To celebrate Barbie Summer, we wanted to give you a list of books that we think Barbie would love. Check them out! You may like them too.
Violence Never Heals by Allison Bloom
One out of every three women experience violence at their partner’s hand. More and more, resources are finally being allocated to give survivors immediate care. Immediate care is essential and necessary, but what happens after that? What happens to women, especially women from marginalized communities, when immediate care and treatment ends? Are they expected to go home and live with the effects of that violence indefinitely? Bloom asks that question and offers a life-course perspective on the long-term effects of systemic and gender-based violence, revealing that these experiences become subtly disabling long before old age. Using her background as a practitioner and extensive ethnographic fieldwork in a Latina program at an Intimate Partner Violence (IPV) crisis center, Bloom points out that the effects of IPV don’t heal after treatment. Instead, Bloom provides an aging-focused perspective on IPV and lays out concrete steps to implement this perspective in pursuit of more comprehensive treatment.
Fierce and Fearless by Judy Tzu-Chun Wu and Gwendolyn Mink
This Barbie is a trailblazing legislator.
Fierce and Fearless is the first-ever biography of Patsy Takemoto Mink, best known as the legislative champion of Title IX. Patsy Takemoto Mink was the first woman of color and the first Asian American woman elected to Congress. Mink was an advocate for women and girls.

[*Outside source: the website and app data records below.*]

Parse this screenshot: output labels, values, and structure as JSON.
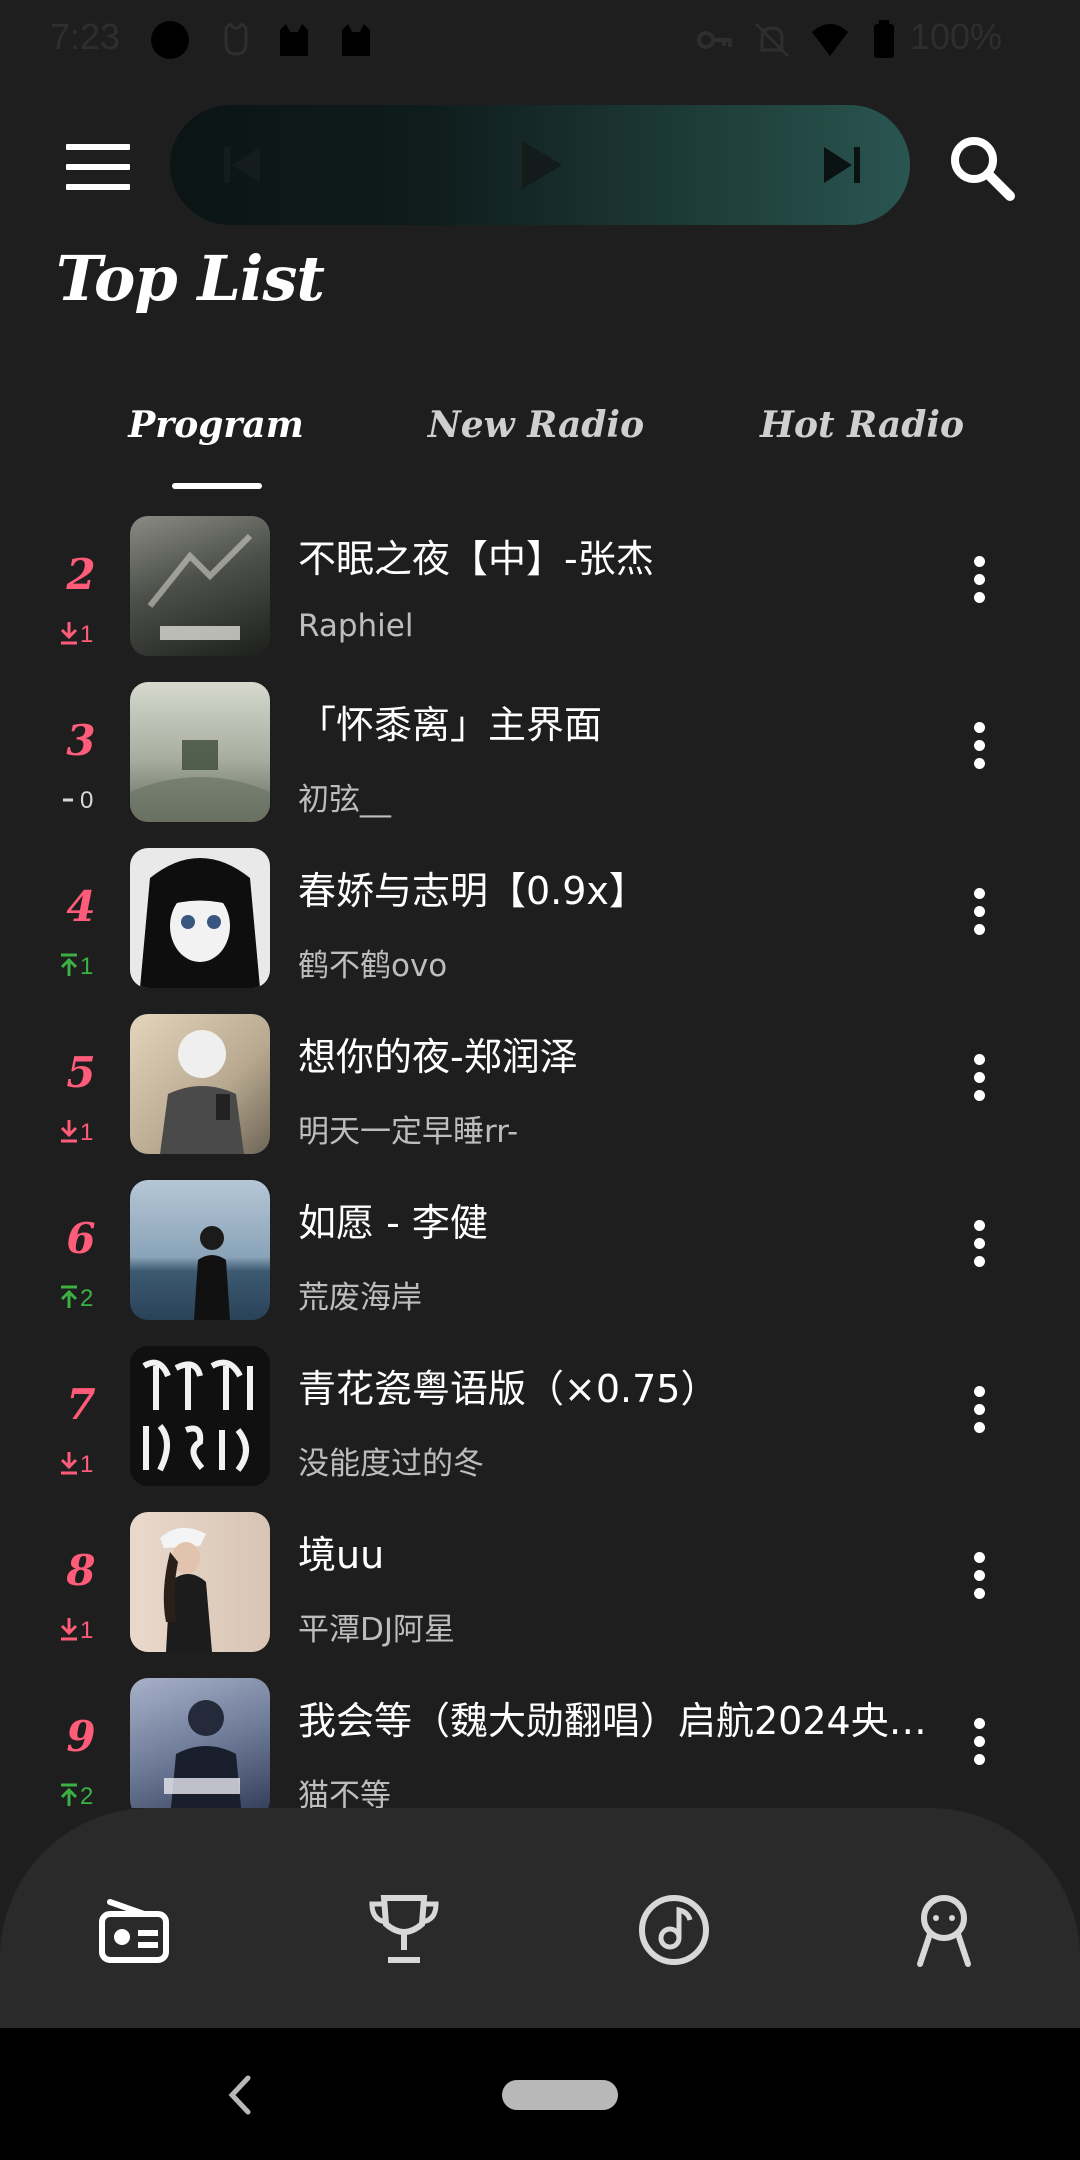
{
  "status_bar": {
    "time": "7:23",
    "battery": "100%",
    "icons": [
      "circle-icon",
      "cat-icon",
      "cat-icon",
      "key-icon",
      "bell-off-icon",
      "wifi-icon",
      "battery-icon"
    ]
  },
  "header": {
    "menu_icon": "hamburger-menu-icon",
    "search_icon": "search-icon",
    "player": {
      "prev_icon": "skip-previous-icon",
      "play_icon": "play-icon",
      "next_icon": "skip-next-icon",
      "gradient_colors": [
        "#0c1414",
        "#2a5550"
      ]
    },
    "title": "Top List"
  },
  "tabs": [
    {
      "label": "Program",
      "active": true
    },
    {
      "label": "New Radio",
      "active": false
    },
    {
      "label": "Hot Radio",
      "active": false
    }
  ],
  "list": [
    {
      "rank": "2",
      "trend": "down",
      "change": "1",
      "title": "不眠之夜【中】-张杰",
      "subtitle": "Raphiel",
      "cover_colors": [
        "#6b6e66",
        "#2b2d2a"
      ]
    },
    {
      "rank": "3",
      "trend": "same",
      "change": "0",
      "title": "「怀黍离」主界面",
      "subtitle": "初弦__",
      "cover_colors": [
        "#c8cbc0",
        "#7a8275"
      ]
    },
    {
      "rank": "4",
      "trend": "up",
      "change": "1",
      "title": "春娇与志明【0.9x】",
      "subtitle": "鹤不鹤ovo",
      "cover_colors": [
        "#e8e8e8",
        "#101010"
      ]
    },
    {
      "rank": "5",
      "trend": "down",
      "change": "1",
      "title": "想你的夜-郑润泽",
      "subtitle": "明天一定早睡rr-",
      "cover_colors": [
        "#d9c9ae",
        "#6f6658"
      ]
    },
    {
      "rank": "6",
      "trend": "up",
      "change": "2",
      "title": "如愿 - 李健",
      "subtitle": "荒废海岸",
      "cover_colors": [
        "#9bb3c6",
        "#2f4a5e"
      ]
    },
    {
      "rank": "7",
      "trend": "down",
      "change": "1",
      "title": "青花瓷粤语版（×0.75）",
      "subtitle": "没能度过的冬",
      "cover_colors": [
        "#111111",
        "#111111"
      ],
      "cover_text": "仰仰\n愜(7)"
    },
    {
      "rank": "8",
      "trend": "down",
      "change": "1",
      "title": "境uu",
      "subtitle": "平潭DJ阿星",
      "cover_colors": [
        "#e8d6c9",
        "#3a2f2c"
      ]
    },
    {
      "rank": "9",
      "trend": "up",
      "change": "2",
      "title": "我会等（魏大勋翻唱）启航2024央…",
      "subtitle": "猫不等",
      "cover_colors": [
        "#8f9ab5",
        "#3b4660"
      ]
    }
  ],
  "more_icon": "more-vertical-icon",
  "bottom_nav": [
    {
      "icon": "radio-icon",
      "active": true
    },
    {
      "icon": "trophy-icon",
      "active": false
    },
    {
      "icon": "music-disc-icon",
      "active": false
    },
    {
      "icon": "profile-icon",
      "active": false
    }
  ],
  "colors": {
    "background": "#1e1e1e",
    "rank": "#ff5c79",
    "trend_up": "#3cb043",
    "trend_down": "#ff5c79",
    "bottom_nav_bg": "#2a2a2a"
  }
}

She tirelessly defended Title IX, allowing girls to participate in school sports at the same level and importance as boys and men. “Every girl in Little League, every woman playing college sports, and every parent—including Michelle and myself—who watches their daughter on a field or in the classroom is forever grateful to the late Patsy Takemoto Mink.”—President Barack Obama, on posthumously awarding Mink the Presidential Medal of Freedom in 2014. Fierce and Fearless won the 2023 Mary Nickliss Prize in U.S. Women’s and/or Gender History.
Misogynoir: Where racism and sexism meet.
Moya Bailey first coined the term misogynoir and defined it as how anti-Black and misogynistic representation in media influences ideas about Black women culturally and in digital spaces. Bailey dives into the concept by highlighting black women’s ability to confront misogynoir on social media sites like Youtube, Facebook, Tumblr, and more. Focusing on queer and trans women, Misogynoir Transformed highlights the importance of carving out digital spaces for black women and creating communities built around black queer creators. This book is a love letter to black women, praising their ability to disrupt mainstream narratives, erase stereotypes, and reclaim their lives.
Published by our partner, Wits University Press, this book explores the possibility of a more loving type of masculinity in a society where structural violence and inequalities contribute to male violence. Ratele reflects on his own experiences as a partner, father, psychologist, and researcher in the field of men and masculinities. The book combines academic analysis with personal narratives, shedding light on the complexities of gender, intimacy, power, and the human need for love and care. Ratele argues for the evolution of masculinity and the capacity for men to show genuine loving care for each other and for women.
Coming soon…December 2023
The Pink Wave by William W. Parsons and Regina M. Matheson
I had to end this blog post with what (in my opinion) would be Barbie’s favorite book.
The Pink Wave explores how Trump’s election win and Hillary’s loss in 2016 motivated and inspired many women to enter politics. This book delves into why his victory motivated many women to run for office, the challenges women faced during their political campaigns, and the pink wave’s impact on women’s representation in politics. This book features insights from over 900 women while celebrating their impact and dedication to creating new opportunities for women in office.